_The task_: Among the entries that follow, count the lines with the word "title" and report the number by itself.

[Entries from a dataset of interfaces]

━━━━━━━━━━

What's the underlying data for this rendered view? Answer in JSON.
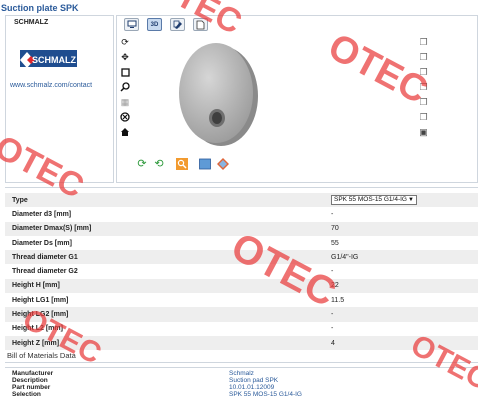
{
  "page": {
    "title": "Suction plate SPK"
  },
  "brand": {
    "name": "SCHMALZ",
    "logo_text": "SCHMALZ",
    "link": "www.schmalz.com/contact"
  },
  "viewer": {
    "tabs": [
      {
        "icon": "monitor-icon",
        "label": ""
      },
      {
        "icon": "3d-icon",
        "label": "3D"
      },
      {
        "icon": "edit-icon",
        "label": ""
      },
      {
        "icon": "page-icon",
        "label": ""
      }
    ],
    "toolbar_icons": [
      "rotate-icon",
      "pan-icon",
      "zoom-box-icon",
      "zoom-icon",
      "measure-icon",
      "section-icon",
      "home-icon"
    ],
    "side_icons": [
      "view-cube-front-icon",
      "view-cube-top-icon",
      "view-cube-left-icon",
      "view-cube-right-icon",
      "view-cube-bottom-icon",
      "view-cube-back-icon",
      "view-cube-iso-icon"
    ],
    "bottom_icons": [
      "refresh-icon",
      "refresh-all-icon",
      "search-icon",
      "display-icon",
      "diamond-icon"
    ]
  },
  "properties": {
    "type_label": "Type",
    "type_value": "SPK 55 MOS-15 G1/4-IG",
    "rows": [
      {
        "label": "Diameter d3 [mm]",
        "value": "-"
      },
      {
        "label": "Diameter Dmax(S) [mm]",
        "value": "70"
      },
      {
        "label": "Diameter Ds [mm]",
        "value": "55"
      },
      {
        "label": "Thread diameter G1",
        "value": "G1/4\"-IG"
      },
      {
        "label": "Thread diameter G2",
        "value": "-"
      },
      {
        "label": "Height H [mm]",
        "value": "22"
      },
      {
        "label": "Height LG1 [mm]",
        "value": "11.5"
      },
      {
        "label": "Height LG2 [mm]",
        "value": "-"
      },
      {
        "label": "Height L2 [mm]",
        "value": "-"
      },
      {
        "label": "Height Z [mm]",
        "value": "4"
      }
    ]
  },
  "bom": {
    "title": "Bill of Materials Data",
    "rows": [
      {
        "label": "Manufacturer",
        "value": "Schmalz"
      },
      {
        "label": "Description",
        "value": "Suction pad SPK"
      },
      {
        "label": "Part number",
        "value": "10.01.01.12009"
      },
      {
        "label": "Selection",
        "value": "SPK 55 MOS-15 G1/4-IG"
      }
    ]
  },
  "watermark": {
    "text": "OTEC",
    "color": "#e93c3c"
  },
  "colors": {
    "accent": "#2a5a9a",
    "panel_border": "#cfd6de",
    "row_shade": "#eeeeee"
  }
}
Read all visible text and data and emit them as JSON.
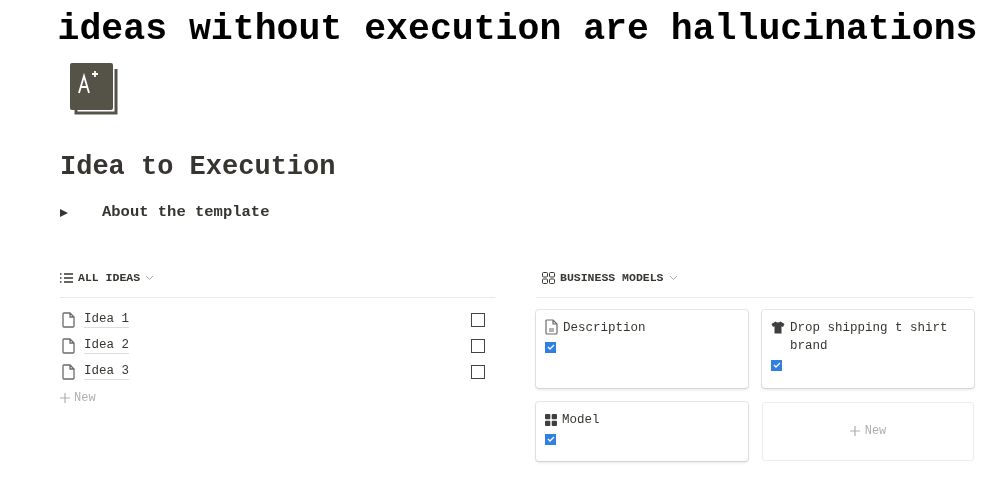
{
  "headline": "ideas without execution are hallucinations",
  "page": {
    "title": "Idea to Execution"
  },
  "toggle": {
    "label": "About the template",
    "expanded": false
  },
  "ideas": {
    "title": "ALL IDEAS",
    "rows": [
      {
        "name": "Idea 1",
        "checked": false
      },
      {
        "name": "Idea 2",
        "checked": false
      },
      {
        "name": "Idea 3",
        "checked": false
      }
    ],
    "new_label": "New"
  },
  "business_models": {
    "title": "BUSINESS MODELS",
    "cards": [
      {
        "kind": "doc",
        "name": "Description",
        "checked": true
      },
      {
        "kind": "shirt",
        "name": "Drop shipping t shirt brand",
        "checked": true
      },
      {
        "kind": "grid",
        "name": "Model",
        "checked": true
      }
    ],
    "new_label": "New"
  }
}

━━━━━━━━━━

_Result of this task_: 5